> **Activity**: Set down the entries exactly. No line may differ from its source.

(Items from a data source)
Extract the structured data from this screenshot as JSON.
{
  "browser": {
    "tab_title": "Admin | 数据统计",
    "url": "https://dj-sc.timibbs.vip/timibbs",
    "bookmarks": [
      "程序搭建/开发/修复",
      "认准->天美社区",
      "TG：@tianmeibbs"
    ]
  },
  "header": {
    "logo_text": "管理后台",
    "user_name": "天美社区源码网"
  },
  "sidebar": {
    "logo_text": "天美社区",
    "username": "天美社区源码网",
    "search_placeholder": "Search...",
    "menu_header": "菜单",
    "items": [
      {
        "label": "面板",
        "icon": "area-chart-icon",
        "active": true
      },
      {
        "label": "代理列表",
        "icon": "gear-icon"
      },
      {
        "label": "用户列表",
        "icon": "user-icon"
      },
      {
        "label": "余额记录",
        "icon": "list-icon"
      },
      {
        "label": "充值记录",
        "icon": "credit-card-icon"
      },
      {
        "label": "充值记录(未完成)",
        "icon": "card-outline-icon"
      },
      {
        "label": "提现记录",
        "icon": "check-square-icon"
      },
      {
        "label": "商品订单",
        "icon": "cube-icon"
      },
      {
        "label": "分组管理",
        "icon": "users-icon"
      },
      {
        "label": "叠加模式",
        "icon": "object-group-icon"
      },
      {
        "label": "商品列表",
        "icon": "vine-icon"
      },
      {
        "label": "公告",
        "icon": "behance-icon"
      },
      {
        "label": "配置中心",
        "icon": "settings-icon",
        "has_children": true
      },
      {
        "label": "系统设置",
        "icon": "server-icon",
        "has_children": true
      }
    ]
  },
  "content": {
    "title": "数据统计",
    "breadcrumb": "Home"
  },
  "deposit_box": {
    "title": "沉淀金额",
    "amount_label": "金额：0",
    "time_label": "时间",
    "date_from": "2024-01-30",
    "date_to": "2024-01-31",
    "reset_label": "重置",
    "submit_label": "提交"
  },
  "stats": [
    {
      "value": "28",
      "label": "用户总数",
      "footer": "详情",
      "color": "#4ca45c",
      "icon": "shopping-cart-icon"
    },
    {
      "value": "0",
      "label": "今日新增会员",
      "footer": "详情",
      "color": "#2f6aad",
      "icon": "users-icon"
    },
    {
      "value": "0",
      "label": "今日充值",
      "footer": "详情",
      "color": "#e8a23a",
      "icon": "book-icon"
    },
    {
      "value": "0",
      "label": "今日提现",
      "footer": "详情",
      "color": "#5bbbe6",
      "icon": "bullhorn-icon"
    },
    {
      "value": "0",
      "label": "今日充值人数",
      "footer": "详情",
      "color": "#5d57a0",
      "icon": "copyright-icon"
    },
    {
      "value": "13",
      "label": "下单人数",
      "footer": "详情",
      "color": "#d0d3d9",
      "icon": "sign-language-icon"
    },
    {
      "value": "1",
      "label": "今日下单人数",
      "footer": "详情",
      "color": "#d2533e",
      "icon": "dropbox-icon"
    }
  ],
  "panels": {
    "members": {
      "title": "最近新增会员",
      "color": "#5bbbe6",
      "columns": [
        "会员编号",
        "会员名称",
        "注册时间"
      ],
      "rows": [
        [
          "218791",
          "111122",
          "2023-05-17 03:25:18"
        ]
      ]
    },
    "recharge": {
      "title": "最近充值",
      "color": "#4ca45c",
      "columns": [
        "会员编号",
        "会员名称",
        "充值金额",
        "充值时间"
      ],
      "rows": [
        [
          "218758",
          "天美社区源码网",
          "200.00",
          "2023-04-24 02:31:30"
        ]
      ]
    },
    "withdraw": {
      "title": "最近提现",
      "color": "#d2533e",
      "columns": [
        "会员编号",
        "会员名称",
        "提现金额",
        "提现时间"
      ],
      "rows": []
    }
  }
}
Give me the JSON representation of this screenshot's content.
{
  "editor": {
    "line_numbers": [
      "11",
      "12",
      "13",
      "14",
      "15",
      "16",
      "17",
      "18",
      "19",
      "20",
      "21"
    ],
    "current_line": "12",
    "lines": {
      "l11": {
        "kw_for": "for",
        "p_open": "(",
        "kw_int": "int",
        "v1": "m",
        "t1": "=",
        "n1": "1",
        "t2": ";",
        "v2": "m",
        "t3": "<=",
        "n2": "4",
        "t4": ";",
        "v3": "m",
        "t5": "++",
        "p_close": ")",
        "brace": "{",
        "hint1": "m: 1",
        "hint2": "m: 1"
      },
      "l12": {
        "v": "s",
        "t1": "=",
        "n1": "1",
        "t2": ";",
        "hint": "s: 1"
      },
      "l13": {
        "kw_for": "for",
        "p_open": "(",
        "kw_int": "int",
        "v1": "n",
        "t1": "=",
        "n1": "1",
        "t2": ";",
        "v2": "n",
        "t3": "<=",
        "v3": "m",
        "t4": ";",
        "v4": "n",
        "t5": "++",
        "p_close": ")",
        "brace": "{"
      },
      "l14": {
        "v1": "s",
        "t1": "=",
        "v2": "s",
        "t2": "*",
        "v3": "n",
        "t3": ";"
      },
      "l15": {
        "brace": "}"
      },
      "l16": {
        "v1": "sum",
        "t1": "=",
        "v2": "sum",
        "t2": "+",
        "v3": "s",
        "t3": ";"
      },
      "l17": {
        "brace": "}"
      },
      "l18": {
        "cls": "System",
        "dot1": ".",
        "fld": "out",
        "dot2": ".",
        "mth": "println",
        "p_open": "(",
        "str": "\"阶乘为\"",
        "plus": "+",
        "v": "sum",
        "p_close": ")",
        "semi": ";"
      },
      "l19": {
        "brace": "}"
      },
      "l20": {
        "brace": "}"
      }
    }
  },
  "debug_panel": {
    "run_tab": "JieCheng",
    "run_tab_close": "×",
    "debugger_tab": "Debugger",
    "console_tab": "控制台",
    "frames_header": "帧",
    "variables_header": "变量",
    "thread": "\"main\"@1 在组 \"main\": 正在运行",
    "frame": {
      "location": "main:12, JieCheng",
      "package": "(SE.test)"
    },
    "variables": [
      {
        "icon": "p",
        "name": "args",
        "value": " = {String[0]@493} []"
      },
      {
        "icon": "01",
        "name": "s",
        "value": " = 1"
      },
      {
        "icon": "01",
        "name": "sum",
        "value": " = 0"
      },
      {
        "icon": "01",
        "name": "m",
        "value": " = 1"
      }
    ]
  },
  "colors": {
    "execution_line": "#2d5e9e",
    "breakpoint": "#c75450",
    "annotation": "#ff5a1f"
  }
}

> **Exercise solution**:
Extract the structured data from this screenshot as JSON.
{
  "browser": {
    "tab_title": "Admin | 数据统计",
    "url": "https://dj-sc.timibbs.vip/timibbs",
    "bookmarks": [
      "程序搭建/开发/修复",
      "认准->天美社区",
      "TG：@tianmeibbs"
    ]
  },
  "header": {
    "logo_text": "管理后台",
    "user_name": "天美社区源码网"
  },
  "sidebar": {
    "logo_text": "天美社区",
    "username": "天美社区源码网",
    "search_placeholder": "Search...",
    "menu_header": "菜单",
    "items": [
      {
        "label": "面板",
        "icon": "area-chart-icon",
        "active": true
      },
      {
        "label": "代理列表",
        "icon": "gear-icon"
      },
      {
        "label": "用户列表",
        "icon": "user-icon"
      },
      {
        "label": "余额记录",
        "icon": "list-icon"
      },
      {
        "label": "充值记录",
        "icon": "credit-card-icon"
      },
      {
        "label": "充值记录(未完成)",
        "icon": "card-outline-icon"
      },
      {
        "label": "提现记录",
        "icon": "check-square-icon"
      },
      {
        "label": "商品订单",
        "icon": "cube-icon"
      },
      {
        "label": "分组管理",
        "icon": "users-icon"
      },
      {
        "label": "叠加模式",
        "icon": "object-group-icon"
      },
      {
        "label": "商品列表",
        "icon": "vine-icon"
      },
      {
        "label": "公告",
        "icon": "behance-icon"
      },
      {
        "label": "配置中心",
        "icon": "settings-icon",
        "has_children": true
      },
      {
        "label": "系统设置",
        "icon": "server-icon",
        "has_children": true
      }
    ]
  },
  "content": {
    "title": "数据统计",
    "breadcrumb": "Home"
  },
  "deposit_box": {
    "title": "沉淀金额",
    "amount_label": "金额：0",
    "time_label": "时间",
    "date_from": "2024-01-30",
    "date_to": "2024-01-31",
    "reset_label": "重置",
    "submit_label": "提交"
  },
  "stats": [
    {
      "value": "28",
      "label": "用户总数",
      "footer": "详情",
      "color": "#4ca45c",
      "icon": "shopping-cart-icon"
    },
    {
      "value": "0",
      "label": "今日新增会员",
      "footer": "详情",
      "color": "#2f6aad",
      "icon": "users-icon"
    },
    {
      "value": "0",
      "label": "今日充值",
      "footer": "详情",
      "color": "#e8a23a",
      "icon": "book-icon"
    },
    {
      "value": "0",
      "label": "今日提现",
      "footer": "详情",
      "color": "#5bbbe6",
      "icon": "bullhorn-icon"
    },
    {
      "value": "0",
      "label": "今日充值人数",
      "footer": "详情",
      "color": "#5d57a0",
      "icon": "copyright-icon"
    },
    {
      "value": "13",
      "label": "下单人数",
      "footer": "详情",
      "color": "#d0d3d9",
      "icon": "sign-language-icon"
    },
    {
      "value": "1",
      "label": "今日下单人数",
      "footer": "详情",
      "color": "#d2533e",
      "icon": "dropbox-icon"
    }
  ],
  "panels": {
    "members": {
      "title": "最近新增会员",
      "color": "#5bbbe6",
      "columns": [
        "会员编号",
        "会员名称",
        "注册时间"
      ],
      "rows": [
        [
          "218791",
          "111122",
          "2023-05-17 03:25:18"
        ]
      ]
    },
    "recharge": {
      "title": "最近充值",
      "color": "#4ca45c",
      "columns": [
        "会员编号",
        "会员名称",
        "充值金额",
        "充值时间"
      ],
      "rows": [
        [
          "218758",
          "天美社区源码网",
          "200.00",
          "2023-04-24 02:31:30"
        ]
      ]
    },
    "withdraw": {
      "title": "最近提现",
      "color": "#d2533e",
      "columns": [
        "会员编号",
        "会员名称",
        "提现金额",
        "提现时间"
      ],
      "rows": []
    }
  }
}
Give me the JSON representation of this screenshot's content.
{
  "editor": {
    "line_numbers": [
      "11",
      "12",
      "13",
      "14",
      "15",
      "16",
      "17",
      "18",
      "19",
      "20",
      "21"
    ],
    "current_line": "12",
    "lines": {
      "l11": {
        "kw_for": "for",
        "p_open": "(",
        "kw_int": "int",
        "v1": "m",
        "t1": "=",
        "n1": "1",
        "t2": ";",
        "v2": "m",
        "t3": "<=",
        "n2": "4",
        "t4": ";",
        "v3": "m",
        "t5": "++",
        "p_close": ")",
        "brace": "{",
        "hint1": "m: 1",
        "hint2": "m: 1"
      },
      "l12": {
        "v": "s",
        "t1": "=",
        "n1": "1",
        "t2": ";",
        "hint": "s: 1"
      },
      "l13": {
        "kw_for": "for",
        "p_open": "(",
        "kw_int": "int",
        "v1": "n",
        "t1": "=",
        "n1": "1",
        "t2": ";",
        "v2": "n",
        "t3": "<=",
        "v3": "m",
        "t4": ";",
        "v4": "n",
        "t5": "++",
        "p_close": ")",
        "brace": "{"
      },
      "l14": {
        "v1": "s",
        "t1": "=",
        "v2": "s",
        "t2": "*",
        "v3": "n",
        "t3": ";"
      },
      "l15": {
        "brace": "}"
      },
      "l16": {
        "v1": "sum",
        "t1": "=",
        "v2": "sum",
        "t2": "+",
        "v3": "s",
        "t3": ";"
      },
      "l17": {
        "brace": "}"
      },
      "l18": {
        "cls": "System",
        "dot1": ".",
        "fld": "out",
        "dot2": ".",
        "mth": "println",
        "p_open": "(",
        "str": "\"阶乘为\"",
        "plus": "+",
        "v": "sum",
        "p_close": ")",
        "semi": ";"
      },
      "l19": {
        "brace": "}"
      },
      "l20": {
        "brace": "}"
      }
    }
  },
  "debug_panel": {
    "run_tab": "JieCheng",
    "run_tab_close": "×",
    "debugger_tab": "Debugger",
    "console_tab": "控制台",
    "frames_header": "帧",
    "variables_header": "变量",
    "thread": "\"main\"@1 在组 \"main\": 正在运行",
    "frame": {
      "location": "main:12, JieCheng",
      "package": "(SE.test)"
    },
    "variables": [
      {
        "icon": "p",
        "name": "args",
        "value": " = {String[0]@493} []"
      },
      {
        "icon": "01",
        "name": "s",
        "value": " = 1"
      },
      {
        "icon": "01",
        "name": "sum",
        "value": " = 0"
      },
      {
        "icon": "01",
        "name": "m",
        "value": " = 1"
      }
    ]
  },
  "colors": {
    "execution_line": "#2d5e9e",
    "breakpoint": "#c75450",
    "annotation": "#ff5a1f"
  }
}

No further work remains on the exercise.